Extracted records:
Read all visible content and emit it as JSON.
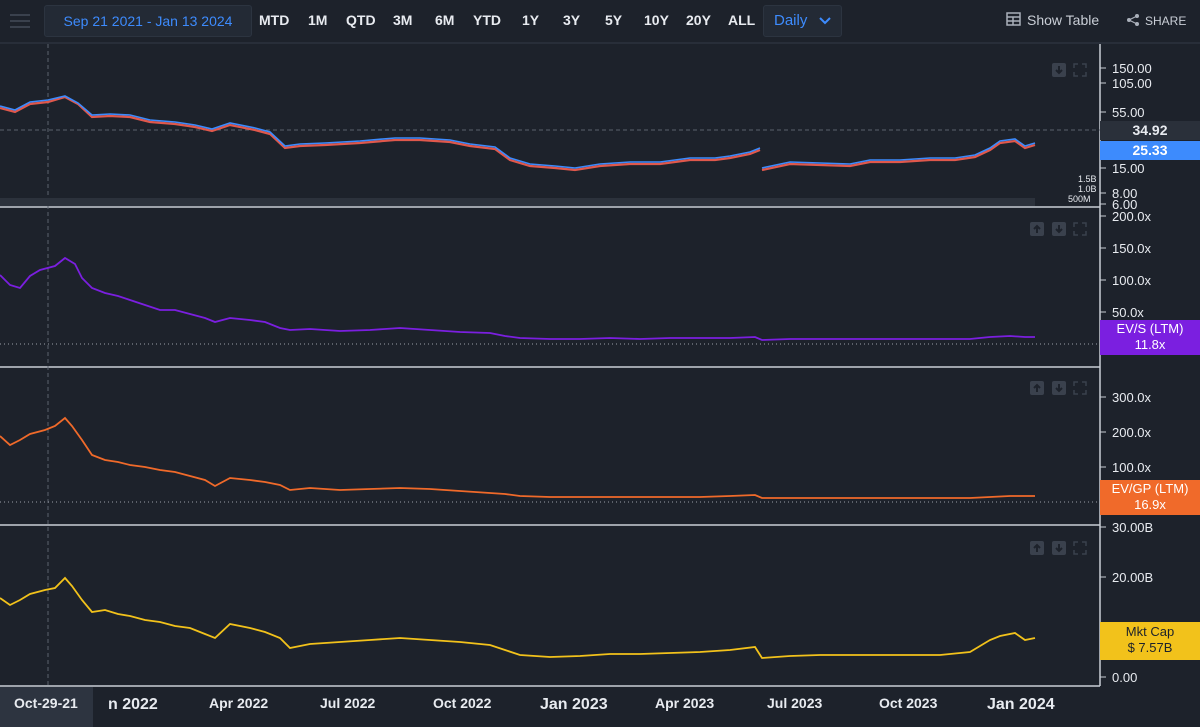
{
  "toolbar": {
    "date_range": "Sep 21 2021 - Jan 13 2024",
    "ranges": [
      "MTD",
      "1M",
      "QTD",
      "3M",
      "6M",
      "YTD",
      "1Y",
      "3Y",
      "5Y",
      "10Y",
      "20Y",
      "ALL"
    ],
    "interval": "Daily",
    "show_table": "Show Table",
    "share": "SHARE"
  },
  "colors": {
    "background": "#1d222b",
    "accent": "#3d8bfd",
    "ev_s": "#7b1fe0",
    "ev_gp": "#f06a2a",
    "mkt_cap": "#f2c21b"
  },
  "panes": {
    "price": {
      "y_ticks": [
        "150.00",
        "105.00",
        "55.00",
        "15.00",
        "8.00",
        "6.00"
      ],
      "volume_ticks": [
        "1.5B",
        "1.0B",
        "500M"
      ],
      "last_close": "25.33",
      "crosshair_value": "34.92"
    },
    "ev_s": {
      "y_ticks": [
        "200.0x",
        "150.0x",
        "100.0x",
        "50.0x"
      ],
      "label": "EV/S (LTM)",
      "value": "11.8x",
      "zero_label": "0.0x"
    },
    "ev_gp": {
      "y_ticks": [
        "300.0x",
        "200.0x",
        "100.0x"
      ],
      "label": "EV/GP (LTM)",
      "value": "16.9x",
      "zero_label": "0.0x"
    },
    "mkt_cap": {
      "y_ticks": [
        "30.00B",
        "20.00B",
        "0.00"
      ],
      "label": "Mkt Cap",
      "value": "$ 7.57B"
    }
  },
  "x_axis": {
    "crosshair_date": "Oct-29-21",
    "ticks": [
      "n 2022",
      "Apr 2022",
      "Jul 2022",
      "Oct 2022",
      "Jan 2023",
      "Apr 2023",
      "Jul 2023",
      "Oct 2023",
      "Jan 2024"
    ]
  },
  "chart_data": {
    "type": "line",
    "x_start": "2021-09-21",
    "x_end": "2024-01-12",
    "series": [
      {
        "name": "EV/S (LTM)",
        "last": 11.8,
        "values": [
          85,
          95,
          110,
          130,
          105,
          80,
          65,
          55,
          45,
          40,
          30,
          25,
          22,
          20,
          18,
          16,
          14,
          13,
          12,
          12,
          11,
          11,
          11,
          12,
          12,
          11.8
        ]
      },
      {
        "name": "EV/GP (LTM)",
        "last": 16.9,
        "values": [
          160,
          200,
          230,
          250,
          170,
          125,
          105,
          90,
          75,
          65,
          50,
          45,
          40,
          35,
          30,
          25,
          22,
          20,
          18,
          17,
          16,
          16,
          16,
          17,
          17,
          16.9
        ]
      },
      {
        "name": "Mkt Cap",
        "last": 7.57,
        "values": [
          15,
          17,
          19,
          20,
          14,
          12,
          11,
          10,
          9,
          8,
          7,
          6.8,
          6.5,
          6.2,
          5,
          4.5,
          4.2,
          4,
          4.5,
          4.8,
          5.2,
          4.5,
          5,
          5.5,
          7.8,
          7.57
        ]
      }
    ]
  }
}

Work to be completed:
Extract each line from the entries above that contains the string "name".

Exercise output:
        "name": "EV/S (LTM)",
        "name": "EV/GP (LTM)",
        "name": "Mkt Cap",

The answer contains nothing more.